Entering into the center of the ship, there's a flurry of carpet laying, sanding and welding; the Spirit's public address system sounds the familiar cruise ship signal: "Bing Bong! Good morning, team Spirit! This is Capt. Hoyt. Well, we are now on the countdown - it is 8 days until we are embarking passengers in New Orleans. Eight days and counting..."
Capt. Evans Hoyt has sailed the seas since he was 17 years old, and has been with Norwegian Cruise Line since 2004. He piloted the Pride of America in Hawaii, then spent time in the European fleet, until coming to the 10-year-old Spirit. He is supervising what turned out to be a $16 million overhaul.Video: Ports of call
"The capital investment on one of these ships is enormous", said Hoyt. "Even if you have the capital to build a new ship, the availability of shipyards and the delay time in the construction of one of these is quite a bit."
"The whole point is to keep the quality of the ship up and this is our opportunity here to to do all the upgrades that will bring us up to the premier level of the rest of the fleet."
On the dock, crews changed out one of the ship's four main engines, then rewelded the cutout on the side of the ship through which the engine was transported. On scaffolds, two workers cleaned the propellers, which usually live below sea level, while others painted the ship's bottom.
Inside, more than 21,000 square meters of carpet were replaced, and the 1,000-seat Stardust Theatre was completely redone. Fifteen upholsterers, who create seat covers for the thousands of chairs onboard, lived in what serves as a bar when the ship is in service. The renovation takes time and money, but to Norwegian Cruise Line, it may translate into future profits.
"A large percentage of our guests are actually repeat customers and, like in a hotel, you want to offer the guests an updated look," Hasenwinkel said. "And little things like carpets or new windows or new fabrics, new furniture - these are all things that are very important and that people realize right away."

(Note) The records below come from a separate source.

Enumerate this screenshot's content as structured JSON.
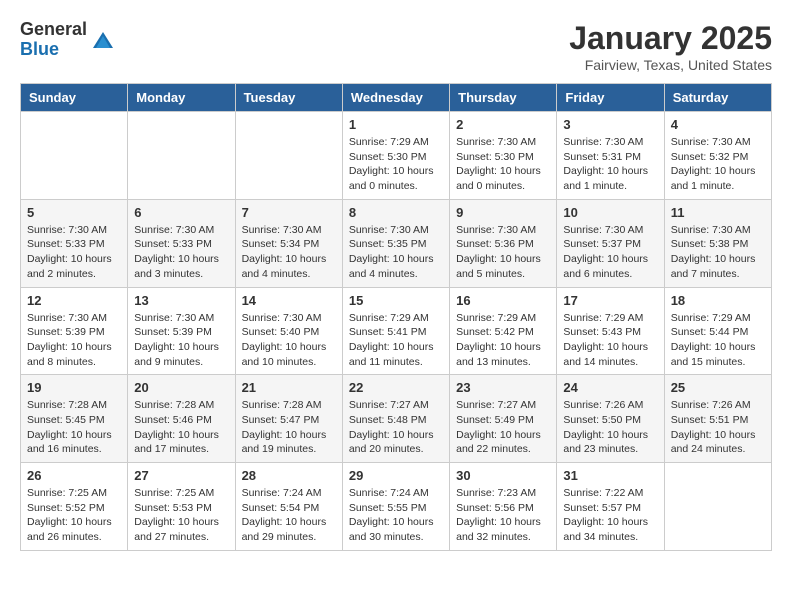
{
  "logo": {
    "general": "General",
    "blue": "Blue"
  },
  "title": "January 2025",
  "subtitle": "Fairview, Texas, United States",
  "weekdays": [
    "Sunday",
    "Monday",
    "Tuesday",
    "Wednesday",
    "Thursday",
    "Friday",
    "Saturday"
  ],
  "rows": [
    {
      "alt": false,
      "cells": [
        {
          "day": "",
          "info": ""
        },
        {
          "day": "",
          "info": ""
        },
        {
          "day": "",
          "info": ""
        },
        {
          "day": "1",
          "info": "Sunrise: 7:29 AM\nSunset: 5:30 PM\nDaylight: 10 hours\nand 0 minutes."
        },
        {
          "day": "2",
          "info": "Sunrise: 7:30 AM\nSunset: 5:30 PM\nDaylight: 10 hours\nand 0 minutes."
        },
        {
          "day": "3",
          "info": "Sunrise: 7:30 AM\nSunset: 5:31 PM\nDaylight: 10 hours\nand 1 minute."
        },
        {
          "day": "4",
          "info": "Sunrise: 7:30 AM\nSunset: 5:32 PM\nDaylight: 10 hours\nand 1 minute."
        }
      ]
    },
    {
      "alt": true,
      "cells": [
        {
          "day": "5",
          "info": "Sunrise: 7:30 AM\nSunset: 5:33 PM\nDaylight: 10 hours\nand 2 minutes."
        },
        {
          "day": "6",
          "info": "Sunrise: 7:30 AM\nSunset: 5:33 PM\nDaylight: 10 hours\nand 3 minutes."
        },
        {
          "day": "7",
          "info": "Sunrise: 7:30 AM\nSunset: 5:34 PM\nDaylight: 10 hours\nand 4 minutes."
        },
        {
          "day": "8",
          "info": "Sunrise: 7:30 AM\nSunset: 5:35 PM\nDaylight: 10 hours\nand 4 minutes."
        },
        {
          "day": "9",
          "info": "Sunrise: 7:30 AM\nSunset: 5:36 PM\nDaylight: 10 hours\nand 5 minutes."
        },
        {
          "day": "10",
          "info": "Sunrise: 7:30 AM\nSunset: 5:37 PM\nDaylight: 10 hours\nand 6 minutes."
        },
        {
          "day": "11",
          "info": "Sunrise: 7:30 AM\nSunset: 5:38 PM\nDaylight: 10 hours\nand 7 minutes."
        }
      ]
    },
    {
      "alt": false,
      "cells": [
        {
          "day": "12",
          "info": "Sunrise: 7:30 AM\nSunset: 5:39 PM\nDaylight: 10 hours\nand 8 minutes."
        },
        {
          "day": "13",
          "info": "Sunrise: 7:30 AM\nSunset: 5:39 PM\nDaylight: 10 hours\nand 9 minutes."
        },
        {
          "day": "14",
          "info": "Sunrise: 7:30 AM\nSunset: 5:40 PM\nDaylight: 10 hours\nand 10 minutes."
        },
        {
          "day": "15",
          "info": "Sunrise: 7:29 AM\nSunset: 5:41 PM\nDaylight: 10 hours\nand 11 minutes."
        },
        {
          "day": "16",
          "info": "Sunrise: 7:29 AM\nSunset: 5:42 PM\nDaylight: 10 hours\nand 13 minutes."
        },
        {
          "day": "17",
          "info": "Sunrise: 7:29 AM\nSunset: 5:43 PM\nDaylight: 10 hours\nand 14 minutes."
        },
        {
          "day": "18",
          "info": "Sunrise: 7:29 AM\nSunset: 5:44 PM\nDaylight: 10 hours\nand 15 minutes."
        }
      ]
    },
    {
      "alt": true,
      "cells": [
        {
          "day": "19",
          "info": "Sunrise: 7:28 AM\nSunset: 5:45 PM\nDaylight: 10 hours\nand 16 minutes."
        },
        {
          "day": "20",
          "info": "Sunrise: 7:28 AM\nSunset: 5:46 PM\nDaylight: 10 hours\nand 17 minutes."
        },
        {
          "day": "21",
          "info": "Sunrise: 7:28 AM\nSunset: 5:47 PM\nDaylight: 10 hours\nand 19 minutes."
        },
        {
          "day": "22",
          "info": "Sunrise: 7:27 AM\nSunset: 5:48 PM\nDaylight: 10 hours\nand 20 minutes."
        },
        {
          "day": "23",
          "info": "Sunrise: 7:27 AM\nSunset: 5:49 PM\nDaylight: 10 hours\nand 22 minutes."
        },
        {
          "day": "24",
          "info": "Sunrise: 7:26 AM\nSunset: 5:50 PM\nDaylight: 10 hours\nand 23 minutes."
        },
        {
          "day": "25",
          "info": "Sunrise: 7:26 AM\nSunset: 5:51 PM\nDaylight: 10 hours\nand 24 minutes."
        }
      ]
    },
    {
      "alt": false,
      "cells": [
        {
          "day": "26",
          "info": "Sunrise: 7:25 AM\nSunset: 5:52 PM\nDaylight: 10 hours\nand 26 minutes."
        },
        {
          "day": "27",
          "info": "Sunrise: 7:25 AM\nSunset: 5:53 PM\nDaylight: 10 hours\nand 27 minutes."
        },
        {
          "day": "28",
          "info": "Sunrise: 7:24 AM\nSunset: 5:54 PM\nDaylight: 10 hours\nand 29 minutes."
        },
        {
          "day": "29",
          "info": "Sunrise: 7:24 AM\nSunset: 5:55 PM\nDaylight: 10 hours\nand 30 minutes."
        },
        {
          "day": "30",
          "info": "Sunrise: 7:23 AM\nSunset: 5:56 PM\nDaylight: 10 hours\nand 32 minutes."
        },
        {
          "day": "31",
          "info": "Sunrise: 7:22 AM\nSunset: 5:57 PM\nDaylight: 10 hours\nand 34 minutes."
        },
        {
          "day": "",
          "info": ""
        }
      ]
    }
  ]
}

Those repeat visitors will also notice that the Spirit has grown to make room for new cabins.
"The video arcade, which we had on Deck 10 portside aft, has now been converted to 11 new cabins - eight of which will be balcony cabins," said Hoyt, standing next to a newly-upgraded Bridge navigational system.
The balcony cabins, according to Hasenwinkel, are the top sellers.
"After the ship is all done, you won't see any difference from the rest of the ship," he said. "It's quite fascinating to add balconies. How they are doing that? I'm amazed myself."
On Nov. 22, 2008, the Norwegian Spirit left dry dock and headed towards its home port of New Orleans, where passengers anxiously awaited its return.
"I think when the passengers come on, the overall impact will be that of a new ship," Hoyt said. "That's what we're shooting for."